Start of Data to examine
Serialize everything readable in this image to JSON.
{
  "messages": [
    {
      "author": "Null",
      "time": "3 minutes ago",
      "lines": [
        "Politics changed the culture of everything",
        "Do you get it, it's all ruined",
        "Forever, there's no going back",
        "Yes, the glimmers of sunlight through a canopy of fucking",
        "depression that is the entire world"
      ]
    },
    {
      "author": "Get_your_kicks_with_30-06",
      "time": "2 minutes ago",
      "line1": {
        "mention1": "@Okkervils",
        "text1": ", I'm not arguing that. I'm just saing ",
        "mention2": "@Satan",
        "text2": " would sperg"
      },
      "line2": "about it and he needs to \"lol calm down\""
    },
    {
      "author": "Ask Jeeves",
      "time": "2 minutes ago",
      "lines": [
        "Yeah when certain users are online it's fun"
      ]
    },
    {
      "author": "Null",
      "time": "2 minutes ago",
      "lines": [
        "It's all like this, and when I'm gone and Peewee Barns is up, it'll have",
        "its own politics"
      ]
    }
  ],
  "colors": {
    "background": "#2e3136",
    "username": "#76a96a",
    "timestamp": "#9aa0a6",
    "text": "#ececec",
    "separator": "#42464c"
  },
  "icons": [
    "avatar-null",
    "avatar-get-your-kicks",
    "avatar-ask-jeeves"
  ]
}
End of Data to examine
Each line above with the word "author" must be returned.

      "author": "Null",
      "author": "Get_your_kicks_with_30-06",
      "author": "Ask Jeeves",
      "author": "Null",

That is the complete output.